Recent work has discovered that some primate species are capable of both daily torpor and seasonal multi-day hibernation and new research in the Storey lab is identifying the biochemistry involved in primate hypometabolism. These species, including our particular model, the gray mouse lemur (Microcebus murinus), are the closest species to man that use torpor/hibernation and are therefore the best models for identifying and applying the mechanism of torpor control to human biomedical concerns. The grey mouse lemur is a small nocturnal lemur from Madagascar that experiences seasonal limitations in food supply and cool temperatures, driving them to enhance their survival during the dry season with the use of torpor/hibernation. To facilitate this, lemurs go through an autumn fattening stage that builds up body lipid reserves that in turn fuels their winter resting period which is then followed by an active summer breeding season. Both hibernation and torpor are characterized by a regulated suppression of metabolic rate, a slowing of many physiological processes (e.g., heart and breathing rates, organ perfusion, kidney filtration, and neurological activity), and heterothermy that allows core body temperature to fall to near-ambient.
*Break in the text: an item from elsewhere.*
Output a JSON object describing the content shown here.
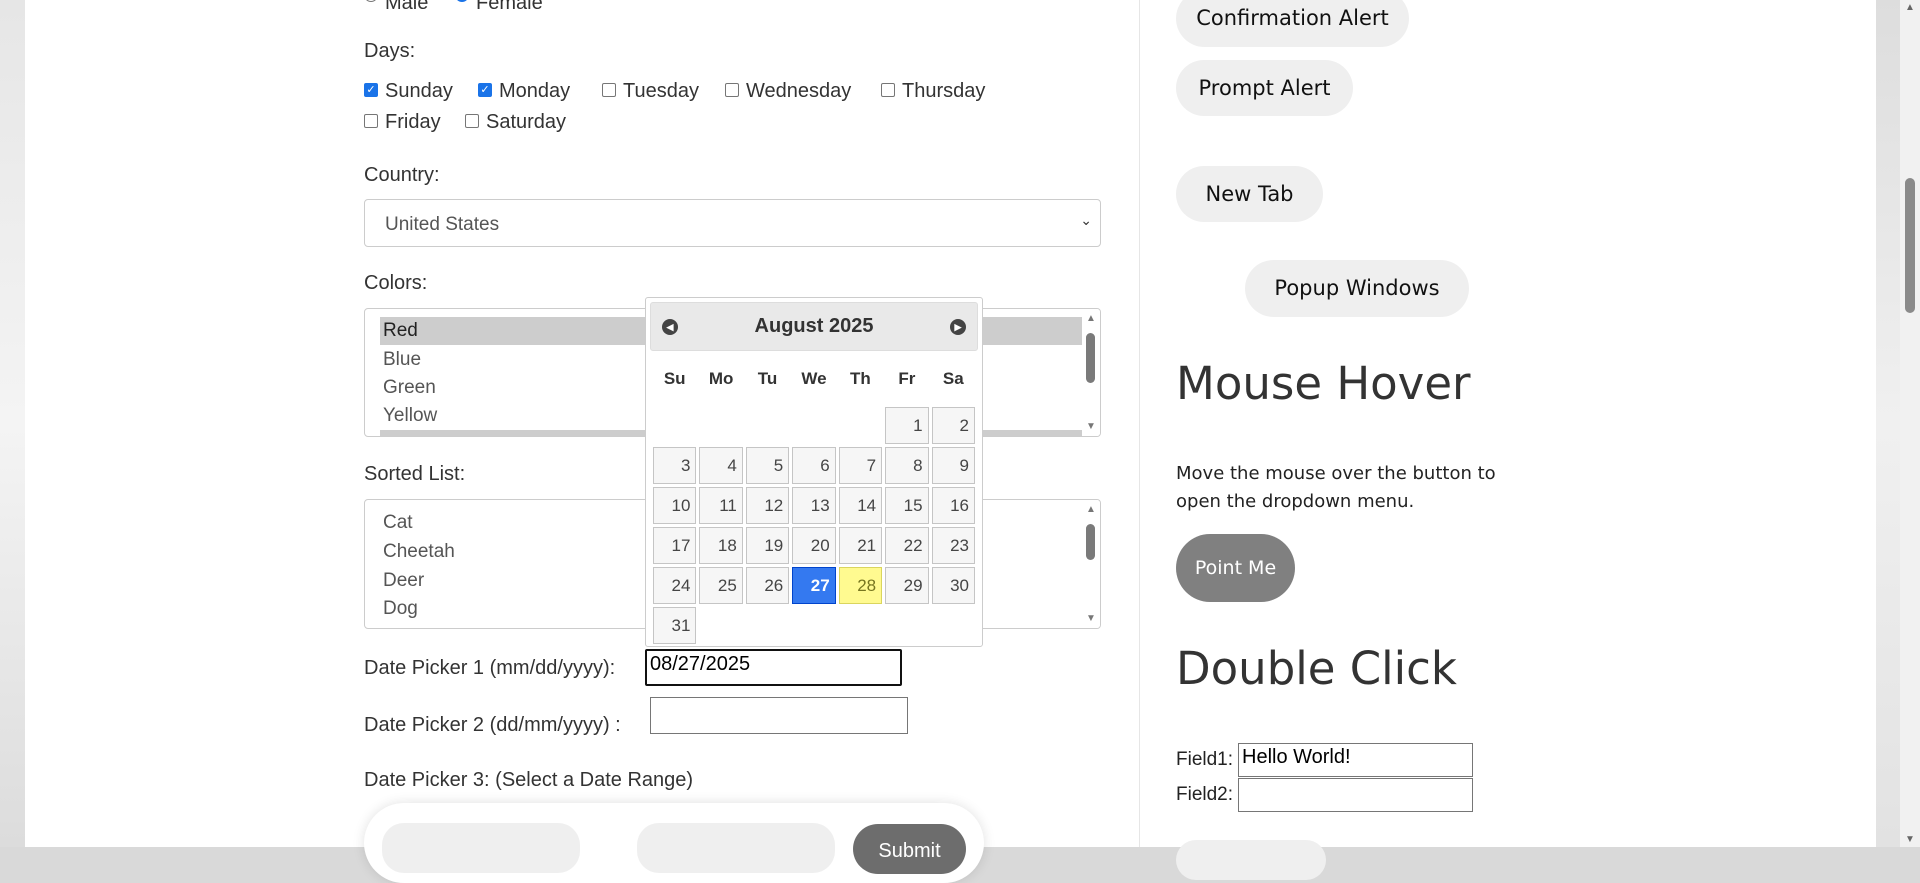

In the group of lemur papers that the Storey lab has published in 2015, we put our toolkit of metabolic markers and multiplex assay methods to use for a broad-based and comprehensive analysis of the biochemical responses to daily torpor in six organs of gray mouse lemurs. The studies included analysis of torpor-responsive changes in cell signaling pathways, mRNA expression changes for selected genes that are linked with hibernation in ground squirrels, controls on transcription and translation, carbohydrate fuel regulation, and cytoprotective and immune responses to torpor.